Copy all data exactly. Skip pictures.

----- SOURCE MATERIAL -----

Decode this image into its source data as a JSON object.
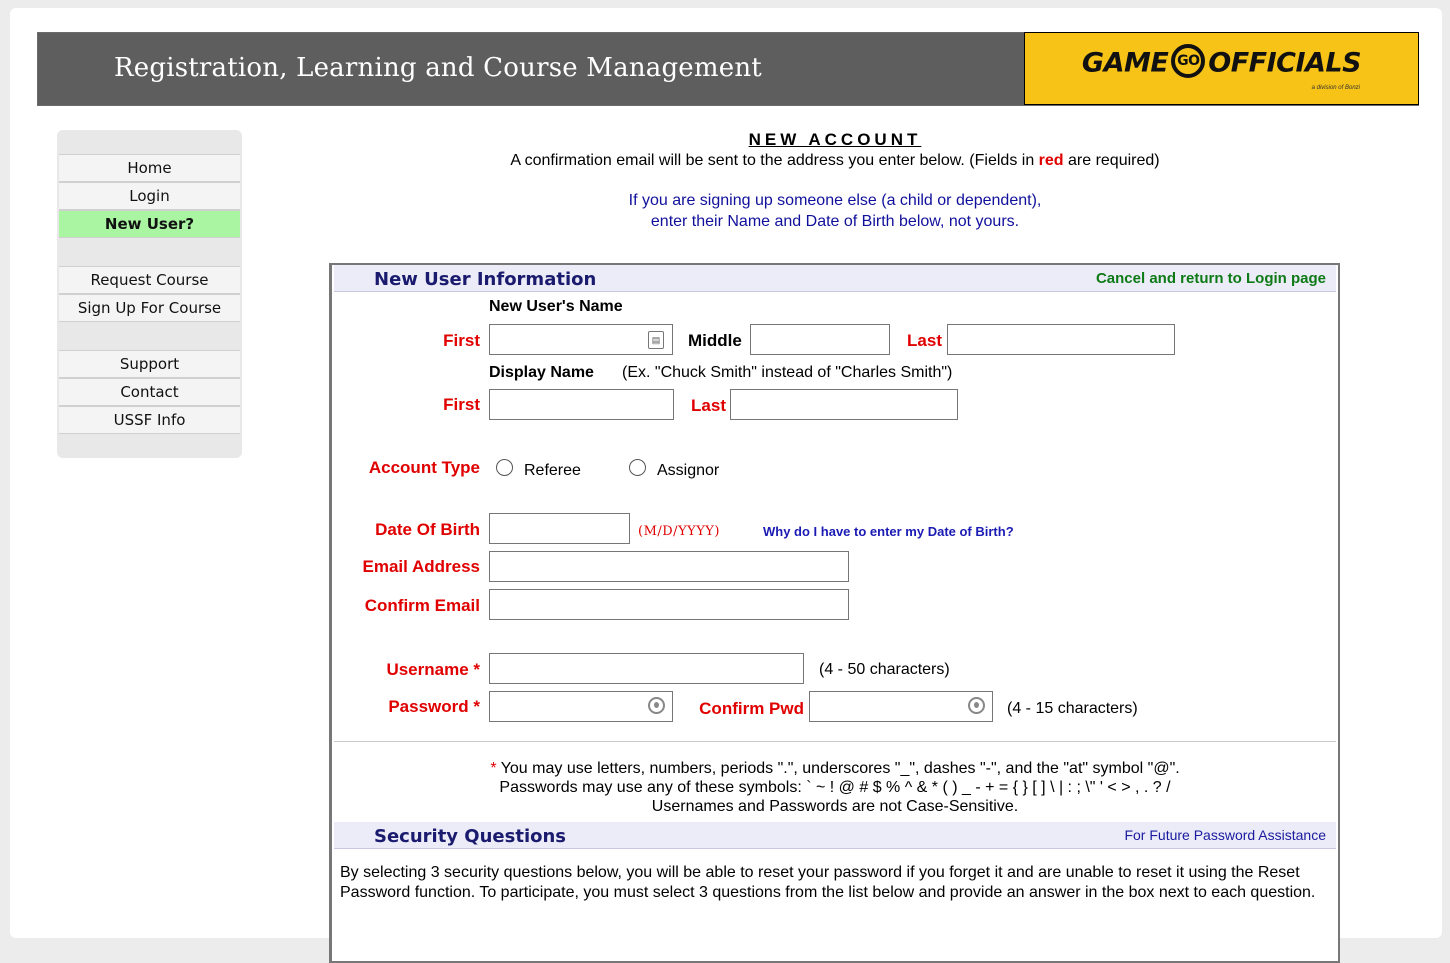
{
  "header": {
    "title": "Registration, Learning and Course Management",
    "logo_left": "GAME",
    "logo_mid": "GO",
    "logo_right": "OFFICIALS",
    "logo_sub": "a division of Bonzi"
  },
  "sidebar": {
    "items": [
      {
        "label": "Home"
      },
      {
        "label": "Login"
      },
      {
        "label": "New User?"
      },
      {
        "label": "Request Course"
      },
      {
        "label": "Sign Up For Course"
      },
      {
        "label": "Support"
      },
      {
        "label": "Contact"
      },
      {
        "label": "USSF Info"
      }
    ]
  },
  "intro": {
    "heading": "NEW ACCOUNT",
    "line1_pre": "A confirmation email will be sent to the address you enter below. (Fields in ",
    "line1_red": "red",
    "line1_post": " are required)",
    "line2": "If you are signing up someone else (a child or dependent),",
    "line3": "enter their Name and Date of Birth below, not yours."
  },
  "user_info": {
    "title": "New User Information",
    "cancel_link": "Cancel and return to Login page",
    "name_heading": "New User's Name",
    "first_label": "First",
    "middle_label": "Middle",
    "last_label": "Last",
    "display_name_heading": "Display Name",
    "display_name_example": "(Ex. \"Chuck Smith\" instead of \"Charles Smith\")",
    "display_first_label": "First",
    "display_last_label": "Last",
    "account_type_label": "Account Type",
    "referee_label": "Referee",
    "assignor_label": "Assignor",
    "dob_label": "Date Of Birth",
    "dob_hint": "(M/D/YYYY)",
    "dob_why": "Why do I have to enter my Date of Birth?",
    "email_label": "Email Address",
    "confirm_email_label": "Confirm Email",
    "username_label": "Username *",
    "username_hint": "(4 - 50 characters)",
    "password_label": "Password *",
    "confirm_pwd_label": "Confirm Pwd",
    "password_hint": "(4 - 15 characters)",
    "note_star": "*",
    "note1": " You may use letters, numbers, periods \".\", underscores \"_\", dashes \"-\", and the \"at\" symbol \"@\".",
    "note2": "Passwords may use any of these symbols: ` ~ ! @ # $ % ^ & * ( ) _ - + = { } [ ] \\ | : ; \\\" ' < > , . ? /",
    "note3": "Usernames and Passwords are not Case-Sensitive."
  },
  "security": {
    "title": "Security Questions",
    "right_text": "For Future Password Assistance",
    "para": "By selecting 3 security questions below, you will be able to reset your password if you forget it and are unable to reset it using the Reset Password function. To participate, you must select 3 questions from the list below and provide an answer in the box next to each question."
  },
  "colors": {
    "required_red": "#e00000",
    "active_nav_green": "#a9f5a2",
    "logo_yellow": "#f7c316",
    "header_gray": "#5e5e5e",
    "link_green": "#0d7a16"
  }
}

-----

__SOLUTION FOR THIS TASK__.
Decode this image into its source data as a JSON object.
{
  "header": {
    "title": "Registration, Learning and Course Management",
    "logo_left": "GAME",
    "logo_mid": "GO",
    "logo_right": "OFFICIALS",
    "logo_sub": "a division of Bonzi"
  },
  "sidebar": {
    "items": [
      {
        "label": "Home"
      },
      {
        "label": "Login"
      },
      {
        "label": "New User?"
      },
      {
        "label": "Request Course"
      },
      {
        "label": "Sign Up For Course"
      },
      {
        "label": "Support"
      },
      {
        "label": "Contact"
      },
      {
        "label": "USSF Info"
      }
    ]
  },
  "intro": {
    "heading": "NEW ACCOUNT",
    "line1_pre": "A confirmation email will be sent to the address you enter below. (Fields in ",
    "line1_red": "red",
    "line1_post": " are required)",
    "line2": "If you are signing up someone else (a child or dependent),",
    "line3": "enter their Name and Date of Birth below, not yours."
  },
  "user_info": {
    "title": "New User Information",
    "cancel_link": "Cancel and return to Login page",
    "name_heading": "New User's Name",
    "first_label": "First",
    "middle_label": "Middle",
    "last_label": "Last",
    "display_name_heading": "Display Name",
    "display_name_example": "(Ex. \"Chuck Smith\" instead of \"Charles Smith\")",
    "display_first_label": "First",
    "display_last_label": "Last",
    "account_type_label": "Account Type",
    "referee_label": "Referee",
    "assignor_label": "Assignor",
    "dob_label": "Date Of Birth",
    "dob_hint": "(M/D/YYYY)",
    "dob_why": "Why do I have to enter my Date of Birth?",
    "email_label": "Email Address",
    "confirm_email_label": "Confirm Email",
    "username_label": "Username *",
    "username_hint": "(4 - 50 characters)",
    "password_label": "Password *",
    "confirm_pwd_label": "Confirm Pwd",
    "password_hint": "(4 - 15 characters)",
    "note_star": "*",
    "note1": " You may use letters, numbers, periods \".\", underscores \"_\", dashes \"-\", and the \"at\" symbol \"@\".",
    "note2": "Passwords may use any of these symbols: ` ~ ! @ # $ % ^ & * ( ) _ - + = { } [ ] \\ | : ; \\\" ' < > , . ? /",
    "note3": "Usernames and Passwords are not Case-Sensitive."
  },
  "security": {
    "title": "Security Questions",
    "right_text": "For Future Password Assistance",
    "para": "By selecting 3 security questions below, you will be able to reset your password if you forget it and are unable to reset it using the Reset Password function. To participate, you must select 3 questions from the list below and provide an answer in the box next to each question."
  },
  "colors": {
    "required_red": "#e00000",
    "active_nav_green": "#a9f5a2",
    "logo_yellow": "#f7c316",
    "header_gray": "#5e5e5e",
    "link_green": "#0d7a16"
  }
}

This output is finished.